A Leeds mum faces having to take TWELVE buses a day - and a double round trip totalling four hours - to ensure her young daughter gets to school and back.
Melissa Stowe, 22, from Methley, will have to take three buses to drop daughter Olivia, four, to her new school in Allerton Bywater from September, and three buses to come back.
She will have to repeat the exhausting two-hour round trip - along with eight month old baby Daisy and her pram - when she collects Olivia at the end of the day.
Miss Stowe had applied to get Olivia into the reception class at her nearest school in Methley, which is just 10 minutes walk from the family’s home, but it is massively oversubscribed and she lost an appeal. Olivia cannot get in, even though she is already at the nursery there.
The school where Olivia has been offered a place is 4.7 miles away by road, but school places are allocated ‘as the crow flies’.
Neither Miss Stowe or her partner James, 24, drive. Miss Stowe also cares for her disabled mum, which makes her situation even more difficult.
“We did two test runs of the journey and Olivia was completely exhausted,” Miss Stowe said. “We will be setting off just after my partner leaves for work every morning, but he will actually get home before us. It’s crazy.”
Miss Stowe is the latest among a string of desperate parents who contacted the YEP after failing to be allocated slots in their nearest or chosen schools for the new school year starting this September.

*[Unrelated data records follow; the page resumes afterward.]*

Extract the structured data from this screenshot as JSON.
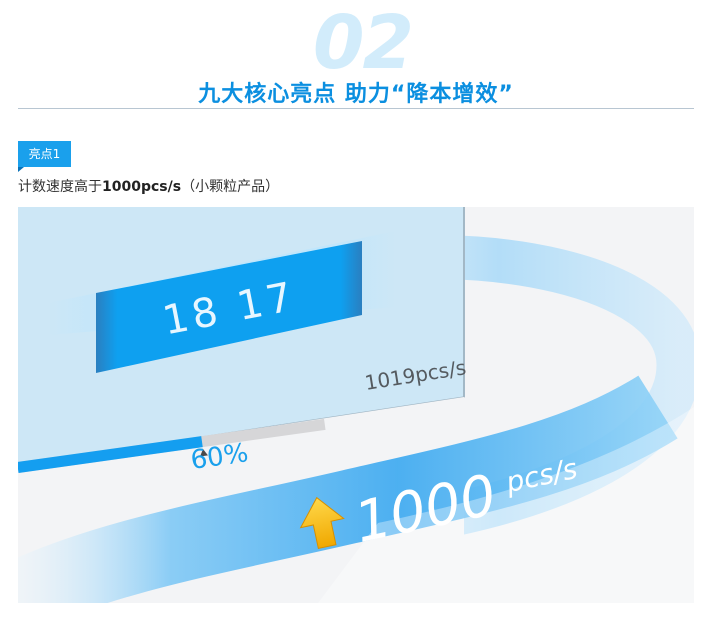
{
  "section": {
    "number": "02",
    "title": "九大核心亮点 助力“降本增效”"
  },
  "highlight": {
    "badge": "亮点1",
    "text_prefix": "计数速度高于",
    "text_bold": "1000pcs/s",
    "text_suffix": "（小颗粒产品）"
  },
  "screen": {
    "counter": "18 17",
    "speed_label": "1019pcs/s",
    "progress_percent": 60,
    "progress_label": "60%"
  },
  "banner": {
    "speed_number": "1000",
    "speed_unit": "pcs/s"
  },
  "colors": {
    "accent": "#1aa0ec",
    "title": "#0b8fe0",
    "lcd": "#0e9ff0",
    "arrow": "#f5b800"
  },
  "icons": [
    "up-arrow-icon"
  ]
}
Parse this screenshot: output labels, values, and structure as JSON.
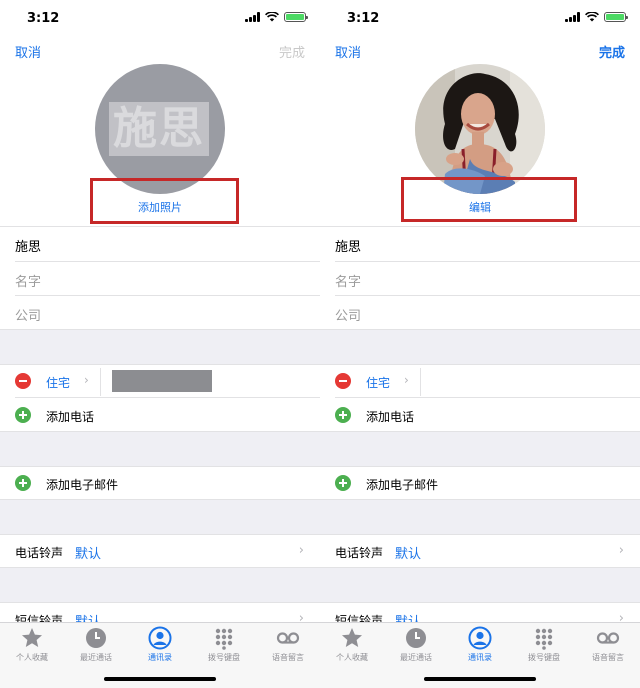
{
  "status_bar": {
    "time": "3:12"
  },
  "nav": {
    "cancel_label": "取消",
    "done_label": "完成"
  },
  "avatar": {
    "initials": "施思"
  },
  "left_screen": {
    "photo_action": "添加照片"
  },
  "right_screen": {
    "photo_action": "编辑"
  },
  "fields": {
    "last_name": "施思",
    "first_name_placeholder": "名字",
    "company_placeholder": "公司"
  },
  "phone": {
    "label": "住宅",
    "add_phone_label": "添加电话"
  },
  "email": {
    "add_email_label": "添加电子邮件"
  },
  "ringtone": {
    "label": "电话铃声",
    "value": "默认"
  },
  "text_tone": {
    "label": "短信铃声",
    "value": "默认"
  },
  "tab_bar": {
    "tabs": [
      {
        "label": "个人收藏",
        "icon": "star-icon"
      },
      {
        "label": "最近通话",
        "icon": "clock-icon"
      },
      {
        "label": "通讯录",
        "icon": "contacts-icon"
      },
      {
        "label": "拨号键盘",
        "icon": "keypad-icon"
      },
      {
        "label": "语音留言",
        "icon": "voicemail-icon"
      }
    ],
    "active_index": 2
  },
  "colors": {
    "accent": "#1a73e8",
    "delete": "#e53935",
    "add": "#4caf50",
    "highlight": "#c62828"
  }
}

While city education bosses insist every child in the city does have an allocated school place, they admit they are “acutely aware of the pressure” on spaces.
Paul Brennan, Leeds City Council’s deputy director of children’s services, said: “We are aware that a number of parents in Methley have expressed concerns about securing places at local schools and we are working hard to address this.
“This year has seen us managing an unusually high demand for places in the area which we anticipate will fall next year. We will continue to talk to local schools about possible expansion and will do all we can to support parents to get places in a good school as close as possible to their home.
“National legislation, which limits early years class sizes to no more than 30 pupils, also means that school place appeals can only be granted under exceptional circumstances.”
He stressed the importance of parents completing their applications on time as this is “vital” in helping secure places at preferred schools.
PRESSURE ON SCHOOLS
Miss Stowe also expressed concern that a major new 180-house development planned for Methley will add additional strain to school places in the area.
However the council said no decision has yet been made regarding planning permission for the new scheme at Station Road, and discussions are ongoing with the developers to ensure full community contributions from the developer regarding education provision are secured.
Leeds faces a potential shortfall of more than 4,000 primary school places within three years.